Frequent cyanobacterial blooms in the eutrophic waters produce a variety of toxins such as the monocyclic heptapeptide microcystins, greatly harming aquatic ecosystems and human health. However, little information of microcystins in agricultural fields is known. This field study of three common microcystin variants (MC-LR, MC-RR, and MC-YR) in vegetables (n = 161), soils (n = 161) and irrigation water samples (n = 23) collected from southern China regions affected by cyanobacteria blooms, shows their prevalence with total concentrations up to 514 μg/L water, 187 μg/kg soil (dry weight) and 382 μg/kg vegetable (fresh weight). MC-RR was the primary variant in all types of samples, accounting for 51.3–100% of total microcystin concentrations. Significant concentration-dependent correlations (p < 0.05) demonstrated that microcystin-contained irrigation waters were the major source of microcystin accumulation in both vegetables and soils. Meanwhile, intracellular-microcystins in irrigation water was found to play an important role in microcystins bioaccumulation in vegetables for the first time. Most vegetable samples (≥60%), particularly celery posed moderate or high human health risk via diet based on toxicity equivalents of the microcystins and reference dose for MC-LR (0.04 μg/kg/d), showing high food safety hidden dangers. Soil microcystins, especially MC-RR in 46.4–88.3% of soils could pose high ecological risks. This study highlights the potential high ecological and human health risks of microcystins in the real soil-vegetable systems of areas affected by cyanobacteria blooms, implying the profound significance and urgent need of investigation on microcystins in terrestrial ecosystems.
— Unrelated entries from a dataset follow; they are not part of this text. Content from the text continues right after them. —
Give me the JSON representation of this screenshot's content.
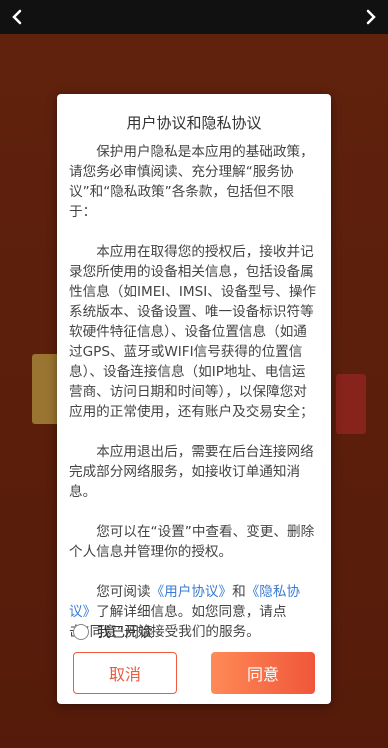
{
  "dialog": {
    "title": "用户协议和隐私协议",
    "p1": "保护用户隐私是本应用的基础政策，请您务必审慎阅读、充分理解“服务协议”和“隐私政策”各条款，包括但不限于：",
    "p2": "本应用在取得您的授权后，接收并记录您所使用的设备相关信息，包括设备属性信息（如IMEI、IMSI、设备型号、操作系统版本、设备设置、唯一设备标识符等软硬件特征信息）、设备位置信息（如通过GPS、蓝牙或WIFI信号获得的位置信息）、设备连接信息（如IP地址、电信运营商、访问日期和时间等），以保障您对应用的正常使用，还有账户及交易安全；",
    "p3": "本应用退出后，需要在后台连接网络完成部分网络服务，如接收订单通知消息。",
    "p4": "您可以在“设置”中查看、变更、删除个人信息并管理你的授权。",
    "p5_prefix": "您可阅读",
    "user_agreement_link": "《用户协议》",
    "and": "和",
    "privacy_link": "《隐私协议》",
    "p5_suffix": "了解详细信息。如您同意，请点击“同意”开始接受我们的服务。",
    "agree_label": "我已阅读",
    "cancel_label": "取消",
    "ok_label": "同意"
  },
  "colors": {
    "accent": "#f05a3c",
    "link": "#3a7bd5"
  }
}
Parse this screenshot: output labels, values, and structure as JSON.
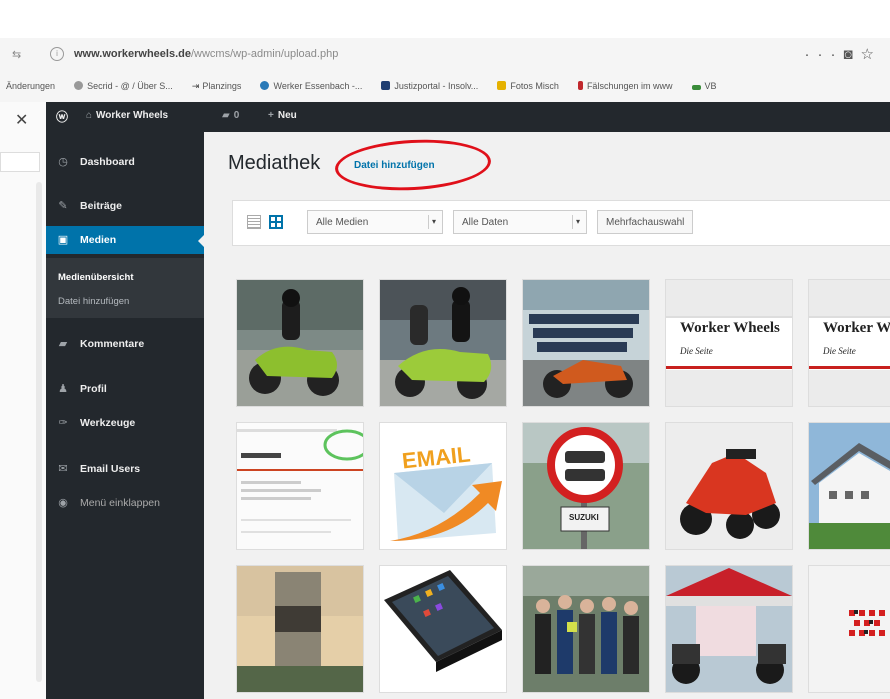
{
  "browser": {
    "url_domain": "www.workerwheels.de",
    "url_path": "/wwcms/wp-admin/upload.php",
    "bookmarks": [
      "Änderungen",
      "Secrid - @ / Über S...",
      "Planzings",
      "Werker Essenbach -...",
      "Justizportal - Insolv...",
      "Fotos Misch",
      "Fälschungen im www",
      "VB"
    ]
  },
  "adminbar": {
    "site_name": "Worker Wheels",
    "comments_count": "0",
    "new_label": "Neu"
  },
  "sidebar": {
    "items": [
      {
        "label": "Dashboard",
        "icon": "dashboard-icon"
      },
      {
        "label": "Beiträge",
        "icon": "pin-icon"
      },
      {
        "label": "Medien",
        "icon": "media-icon"
      },
      {
        "label": "Kommentare",
        "icon": "comment-icon"
      },
      {
        "label": "Profil",
        "icon": "user-icon"
      },
      {
        "label": "Werkzeuge",
        "icon": "wrench-icon"
      },
      {
        "label": "Email Users",
        "icon": "email-icon"
      },
      {
        "label": "Menü einklappen",
        "icon": "collapse-icon"
      }
    ],
    "submenu": [
      "Medienübersicht",
      "Datei hinzufügen"
    ]
  },
  "page": {
    "title": "Mediathek",
    "add_new": "Datei hinzufügen"
  },
  "toolbar": {
    "filter_media": "Alle Medien",
    "filter_dates": "Alle Daten",
    "bulk_select": "Mehrfachauswahl"
  },
  "media": {
    "banner_text": "Worker Wheels",
    "banner_subtext": "Die Seite",
    "email_text": "EMAIL",
    "sign_text": "SUZUKI",
    "tiles": [
      "scooter-green-rider",
      "scooter-green-two-riders",
      "motorcycle-text-overlay",
      "banner-worker-wheels",
      "banner-worker-wheels-2",
      "website-screenshot",
      "email-graphic",
      "prohibition-sign",
      "red-three-wheel-scooter",
      "hotel-building",
      "tower-building",
      "smartphone-graphic",
      "group-photo",
      "event-tent",
      "red-pattern"
    ]
  },
  "colors": {
    "adminbar": "#23282d",
    "active": "#0073aa",
    "annotation": "#e0101a"
  }
}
Copyright © 2019 The Authors. Published by Elsevier Ltd.
CitationXiang, L., Li, Y.-W., Liu, B.-L., Zhao, H.-M., Li, H., Cai, Q.-Y., . . . Li, Q. X. (2019). High ecological and human health risks from microcystins in vegetable fields in southern China. Environment International, 133(Part A). Retrieved from https://doi.org/10.1016/j.envint.2019.105142
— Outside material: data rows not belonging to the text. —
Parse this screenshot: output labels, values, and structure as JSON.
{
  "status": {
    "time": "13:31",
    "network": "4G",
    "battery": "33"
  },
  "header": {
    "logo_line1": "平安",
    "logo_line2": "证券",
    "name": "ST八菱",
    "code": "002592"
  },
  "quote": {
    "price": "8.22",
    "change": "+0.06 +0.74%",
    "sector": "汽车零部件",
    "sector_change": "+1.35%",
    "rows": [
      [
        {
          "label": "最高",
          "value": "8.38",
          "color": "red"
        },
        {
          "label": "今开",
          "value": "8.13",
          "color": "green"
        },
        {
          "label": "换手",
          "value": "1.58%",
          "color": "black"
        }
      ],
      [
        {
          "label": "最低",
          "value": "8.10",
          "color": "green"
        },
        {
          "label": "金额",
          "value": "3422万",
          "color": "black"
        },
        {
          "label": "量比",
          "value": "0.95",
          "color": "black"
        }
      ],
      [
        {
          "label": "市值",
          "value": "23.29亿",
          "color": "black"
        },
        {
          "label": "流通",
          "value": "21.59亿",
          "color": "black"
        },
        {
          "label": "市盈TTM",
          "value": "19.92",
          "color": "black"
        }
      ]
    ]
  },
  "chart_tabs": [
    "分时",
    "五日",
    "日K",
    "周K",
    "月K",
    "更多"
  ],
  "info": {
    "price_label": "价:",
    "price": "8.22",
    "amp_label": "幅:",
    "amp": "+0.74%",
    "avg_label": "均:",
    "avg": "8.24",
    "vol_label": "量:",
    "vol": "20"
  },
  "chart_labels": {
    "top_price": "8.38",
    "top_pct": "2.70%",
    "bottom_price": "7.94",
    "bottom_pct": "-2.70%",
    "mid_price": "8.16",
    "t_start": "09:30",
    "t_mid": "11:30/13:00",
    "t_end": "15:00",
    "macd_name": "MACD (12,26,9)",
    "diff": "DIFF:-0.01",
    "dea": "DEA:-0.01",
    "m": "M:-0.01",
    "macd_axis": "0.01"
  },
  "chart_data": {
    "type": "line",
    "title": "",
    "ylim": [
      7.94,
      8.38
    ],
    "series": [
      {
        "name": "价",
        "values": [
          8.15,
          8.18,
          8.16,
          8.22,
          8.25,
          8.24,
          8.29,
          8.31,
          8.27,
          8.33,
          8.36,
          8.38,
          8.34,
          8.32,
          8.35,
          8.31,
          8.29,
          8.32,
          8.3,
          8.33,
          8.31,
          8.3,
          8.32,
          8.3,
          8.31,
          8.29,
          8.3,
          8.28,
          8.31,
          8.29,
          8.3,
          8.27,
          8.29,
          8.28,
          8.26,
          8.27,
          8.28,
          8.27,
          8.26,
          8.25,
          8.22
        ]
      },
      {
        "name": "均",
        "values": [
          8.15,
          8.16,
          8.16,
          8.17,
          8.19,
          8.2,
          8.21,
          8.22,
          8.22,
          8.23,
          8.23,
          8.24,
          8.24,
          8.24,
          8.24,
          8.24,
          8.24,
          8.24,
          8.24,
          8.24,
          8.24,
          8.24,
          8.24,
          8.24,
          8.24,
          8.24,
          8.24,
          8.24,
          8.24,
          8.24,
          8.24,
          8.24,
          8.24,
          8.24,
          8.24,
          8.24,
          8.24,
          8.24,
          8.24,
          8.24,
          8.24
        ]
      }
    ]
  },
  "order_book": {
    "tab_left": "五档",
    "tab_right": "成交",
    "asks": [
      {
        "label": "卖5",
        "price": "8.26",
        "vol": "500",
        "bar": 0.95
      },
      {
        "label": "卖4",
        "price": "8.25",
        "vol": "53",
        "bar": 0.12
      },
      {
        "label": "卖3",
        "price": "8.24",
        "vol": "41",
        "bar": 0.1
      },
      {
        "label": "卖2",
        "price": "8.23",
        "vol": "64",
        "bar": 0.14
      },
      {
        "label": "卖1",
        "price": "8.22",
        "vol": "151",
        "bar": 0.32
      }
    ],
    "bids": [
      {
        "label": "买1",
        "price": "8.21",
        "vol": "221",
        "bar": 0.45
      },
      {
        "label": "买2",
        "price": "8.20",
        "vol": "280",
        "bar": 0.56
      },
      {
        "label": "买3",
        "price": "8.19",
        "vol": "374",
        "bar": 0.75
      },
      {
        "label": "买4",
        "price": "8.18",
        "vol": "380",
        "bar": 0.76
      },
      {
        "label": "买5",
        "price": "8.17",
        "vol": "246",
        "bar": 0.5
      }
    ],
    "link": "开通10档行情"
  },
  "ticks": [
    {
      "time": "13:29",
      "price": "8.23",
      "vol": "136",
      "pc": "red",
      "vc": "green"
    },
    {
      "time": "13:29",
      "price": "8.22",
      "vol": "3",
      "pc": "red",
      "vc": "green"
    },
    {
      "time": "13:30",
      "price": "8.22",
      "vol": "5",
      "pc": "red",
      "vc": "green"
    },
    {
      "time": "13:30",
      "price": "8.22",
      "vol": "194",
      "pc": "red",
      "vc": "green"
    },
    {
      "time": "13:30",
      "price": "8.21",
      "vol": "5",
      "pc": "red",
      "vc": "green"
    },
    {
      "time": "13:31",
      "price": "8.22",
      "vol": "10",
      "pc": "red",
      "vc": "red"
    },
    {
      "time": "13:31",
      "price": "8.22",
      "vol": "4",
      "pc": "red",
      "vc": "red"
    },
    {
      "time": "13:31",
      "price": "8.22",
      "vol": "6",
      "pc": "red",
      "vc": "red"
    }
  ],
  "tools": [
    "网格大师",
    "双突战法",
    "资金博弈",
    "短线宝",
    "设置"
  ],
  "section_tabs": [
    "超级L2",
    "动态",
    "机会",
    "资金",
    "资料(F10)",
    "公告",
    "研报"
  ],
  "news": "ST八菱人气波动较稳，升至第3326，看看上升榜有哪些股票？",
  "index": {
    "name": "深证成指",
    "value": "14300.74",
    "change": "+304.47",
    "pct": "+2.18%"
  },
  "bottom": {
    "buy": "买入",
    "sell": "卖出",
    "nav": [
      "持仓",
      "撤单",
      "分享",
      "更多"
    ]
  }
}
- Food safety
- Irrigation water
- Agricultural soil
- Risk assessment